Work to complete
When a line in the records contains the string "with", copy that line.

....................

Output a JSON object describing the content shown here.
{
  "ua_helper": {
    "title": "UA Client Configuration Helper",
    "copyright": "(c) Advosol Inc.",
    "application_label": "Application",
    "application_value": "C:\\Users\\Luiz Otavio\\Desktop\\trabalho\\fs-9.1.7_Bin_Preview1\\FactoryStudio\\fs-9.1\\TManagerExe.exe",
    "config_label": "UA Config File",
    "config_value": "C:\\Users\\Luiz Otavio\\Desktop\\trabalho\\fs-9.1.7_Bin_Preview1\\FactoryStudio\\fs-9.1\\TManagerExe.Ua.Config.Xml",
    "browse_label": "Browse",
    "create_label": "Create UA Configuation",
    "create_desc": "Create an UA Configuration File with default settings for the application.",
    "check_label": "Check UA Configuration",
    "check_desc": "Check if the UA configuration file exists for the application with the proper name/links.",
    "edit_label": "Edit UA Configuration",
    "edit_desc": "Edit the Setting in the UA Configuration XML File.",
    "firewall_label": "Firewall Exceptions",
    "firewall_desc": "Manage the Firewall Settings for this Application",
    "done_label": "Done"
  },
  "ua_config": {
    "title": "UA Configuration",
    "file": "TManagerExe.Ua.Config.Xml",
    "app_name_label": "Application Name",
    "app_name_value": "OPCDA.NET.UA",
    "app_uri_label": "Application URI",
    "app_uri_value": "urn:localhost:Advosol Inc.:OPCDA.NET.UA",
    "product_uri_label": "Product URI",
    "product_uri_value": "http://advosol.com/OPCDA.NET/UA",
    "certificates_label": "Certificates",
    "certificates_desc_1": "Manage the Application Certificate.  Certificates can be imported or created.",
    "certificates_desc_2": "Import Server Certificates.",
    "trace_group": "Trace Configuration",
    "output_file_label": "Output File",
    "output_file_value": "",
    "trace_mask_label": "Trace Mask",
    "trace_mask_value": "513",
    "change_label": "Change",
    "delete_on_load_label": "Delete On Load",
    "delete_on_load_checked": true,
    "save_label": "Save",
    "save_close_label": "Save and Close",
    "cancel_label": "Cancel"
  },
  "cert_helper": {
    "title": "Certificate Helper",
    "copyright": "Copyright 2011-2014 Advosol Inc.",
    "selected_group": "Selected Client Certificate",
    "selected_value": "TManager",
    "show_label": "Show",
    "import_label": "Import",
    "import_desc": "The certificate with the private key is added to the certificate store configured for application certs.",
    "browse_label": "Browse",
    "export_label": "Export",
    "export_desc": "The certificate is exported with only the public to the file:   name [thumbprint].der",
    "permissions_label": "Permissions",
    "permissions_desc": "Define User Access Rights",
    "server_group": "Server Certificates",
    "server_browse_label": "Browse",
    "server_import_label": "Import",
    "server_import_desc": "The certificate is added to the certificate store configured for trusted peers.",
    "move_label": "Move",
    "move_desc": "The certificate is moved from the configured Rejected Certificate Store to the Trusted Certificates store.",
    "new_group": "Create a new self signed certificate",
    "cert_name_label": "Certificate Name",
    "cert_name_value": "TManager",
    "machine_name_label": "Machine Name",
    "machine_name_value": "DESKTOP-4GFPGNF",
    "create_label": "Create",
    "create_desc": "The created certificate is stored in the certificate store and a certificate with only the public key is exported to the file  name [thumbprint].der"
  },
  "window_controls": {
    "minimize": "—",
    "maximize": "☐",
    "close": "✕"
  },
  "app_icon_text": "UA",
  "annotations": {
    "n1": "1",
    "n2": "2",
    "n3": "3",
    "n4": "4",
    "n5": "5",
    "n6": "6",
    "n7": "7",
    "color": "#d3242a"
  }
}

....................

Task result
    "create_desc": "Create an UA Configuration File with default settings for the application.",
    "check_desc": "Check if the UA configuration file exists for the application with the proper name/links.",
    "import_desc": "The certificate with the private key is added to the certificate store configured for application certs.",
    "export_desc": "The certificate is exported with only the public to the file:   name [thumbprint].der",
    "create_desc": "The created certificate is stored in the certificate store and a certificate with only the public key is exported to the file  name [thumbprint].der"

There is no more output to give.